Task goal:
From the entries that follow, report every line in which "icon" occurs.

━━━━━━━━━━━━━━━━━━━━━━━━━━━━━━

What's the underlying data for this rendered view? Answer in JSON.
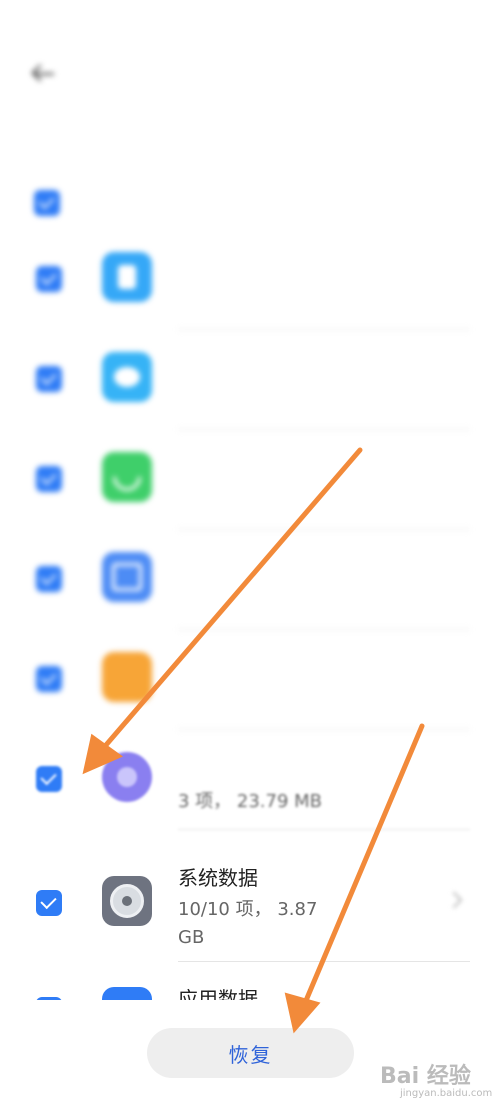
{
  "status_bar": {
    "left": "",
    "right": ""
  },
  "header": {
    "title": ""
  },
  "backup_time": "",
  "select_all": {
    "label": ""
  },
  "items": [
    {
      "name": "",
      "detail": "",
      "icon": "contacts-icon",
      "color": "#35a8f7",
      "checked": true
    },
    {
      "name": "",
      "detail": "",
      "icon": "messages-icon",
      "color": "#36b3f6",
      "checked": true
    },
    {
      "name": "",
      "detail": "",
      "icon": "phone-icon",
      "color": "#3fcf6a",
      "checked": true
    },
    {
      "name": "",
      "detail": "",
      "icon": "calendar-icon",
      "color": "#4d8cf5",
      "checked": true
    },
    {
      "name": "",
      "detail": "",
      "icon": "notes-icon",
      "color": "#f7a537",
      "checked": true
    },
    {
      "name": "",
      "detail": "3 项， 23.79 MB",
      "icon": "music-icon",
      "color": "#8a7ff0",
      "checked": true
    },
    {
      "name": "系统数据",
      "detail": "10/10 项， 3.87\nGB",
      "icon": "settings-gear-icon",
      "color": "#6e7380",
      "checked": true
    },
    {
      "name": "应用数据",
      "detail": "",
      "icon": "app-data-icon",
      "color": "#2f7cf6",
      "checked": true
    }
  ],
  "restore_button": "恢复",
  "watermark": {
    "main": "Bai 经验",
    "sub": "jingyan.baidu.com"
  },
  "colors": {
    "accent": "#2f7cf6",
    "button_text": "#2f63d9",
    "arrow": "#f28a3a"
  }
}
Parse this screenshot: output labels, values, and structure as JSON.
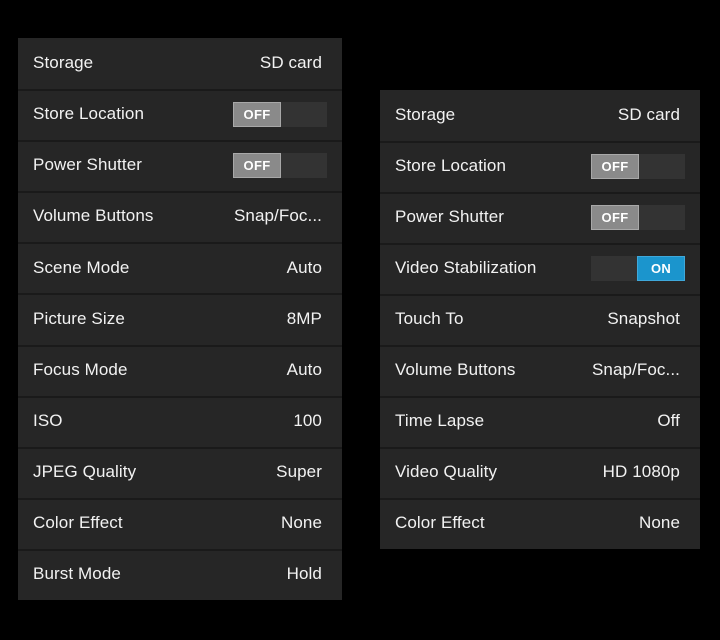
{
  "theme": {
    "page_background": "#000000",
    "panel_background": "#262626",
    "row_divider": "#1a1a1a",
    "text_color": "#f2f2f2",
    "switch_track": "#333333",
    "switch_off_thumb": "#8a8a8a",
    "switch_on_thumb": "#1b95cd"
  },
  "panels": [
    {
      "id": "photo-settings",
      "name": "photo-settings-panel",
      "rows": [
        {
          "label": "Storage",
          "type": "value",
          "value": "SD card"
        },
        {
          "label": "Store Location",
          "type": "toggle",
          "value": "OFF",
          "state": "off"
        },
        {
          "label": "Power Shutter",
          "type": "toggle",
          "value": "OFF",
          "state": "off"
        },
        {
          "label": "Volume Buttons",
          "type": "value",
          "value": "Snap/Foc..."
        },
        {
          "label": "Scene Mode",
          "type": "value",
          "value": "Auto"
        },
        {
          "label": "Picture Size",
          "type": "value",
          "value": "8MP"
        },
        {
          "label": "Focus Mode",
          "type": "value",
          "value": "Auto"
        },
        {
          "label": "ISO",
          "type": "value",
          "value": "100"
        },
        {
          "label": "JPEG Quality",
          "type": "value",
          "value": "Super"
        },
        {
          "label": "Color Effect",
          "type": "value",
          "value": "None"
        },
        {
          "label": "Burst Mode",
          "type": "value",
          "value": "Hold"
        }
      ]
    },
    {
      "id": "video-settings",
      "name": "video-settings-panel",
      "rows": [
        {
          "label": "Storage",
          "type": "value",
          "value": "SD card"
        },
        {
          "label": "Store Location",
          "type": "toggle",
          "value": "OFF",
          "state": "off"
        },
        {
          "label": "Power Shutter",
          "type": "toggle",
          "value": "OFF",
          "state": "off"
        },
        {
          "label": "Video Stabilization",
          "type": "toggle",
          "value": "ON",
          "state": "on"
        },
        {
          "label": "Touch To",
          "type": "value",
          "value": "Snapshot"
        },
        {
          "label": "Volume Buttons",
          "type": "value",
          "value": "Snap/Foc..."
        },
        {
          "label": "Time Lapse",
          "type": "value",
          "value": "Off"
        },
        {
          "label": "Video Quality",
          "type": "value",
          "value": "HD 1080p"
        },
        {
          "label": "Color Effect",
          "type": "value",
          "value": "None"
        }
      ]
    }
  ]
}
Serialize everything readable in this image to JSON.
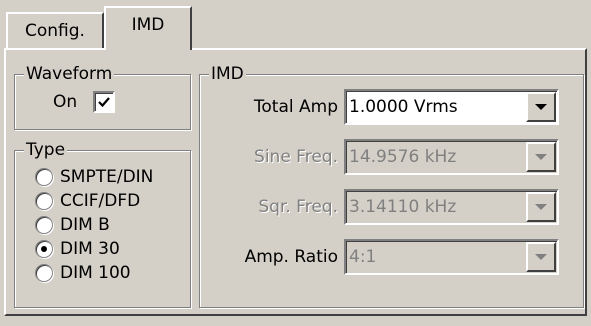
{
  "tabs": [
    {
      "label": "Config."
    },
    {
      "label": "IMD"
    }
  ],
  "waveform": {
    "legend": "Waveform",
    "on_label": "On",
    "checked": true
  },
  "type": {
    "legend": "Type",
    "options": [
      {
        "label": "SMPTE/DIN",
        "selected": false
      },
      {
        "label": "CCIF/DFD",
        "selected": false
      },
      {
        "label": "DIM B",
        "selected": false
      },
      {
        "label": "DIM 30",
        "selected": true
      },
      {
        "label": "DIM 100",
        "selected": false
      }
    ]
  },
  "imd": {
    "legend": "IMD",
    "fields": [
      {
        "label": "Total Amp",
        "value": "1.0000 Vrms",
        "enabled": true
      },
      {
        "label": "Sine Freq.",
        "value": "14.9576 kHz",
        "enabled": false
      },
      {
        "label": "Sqr. Freq.",
        "value": "3.14110 kHz",
        "enabled": false
      },
      {
        "label": "Amp. Ratio",
        "value": "4:1",
        "enabled": false
      }
    ]
  }
}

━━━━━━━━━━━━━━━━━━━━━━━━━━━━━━

Reply:
      "icon": "contacts-icon",
      "icon": "messages-icon",
      "icon": "phone-icon",
      "icon": "calendar-icon",
      "icon": "notes-icon",
      "icon": "music-icon",
      "icon": "settings-gear-icon",
      "icon": "app-data-icon",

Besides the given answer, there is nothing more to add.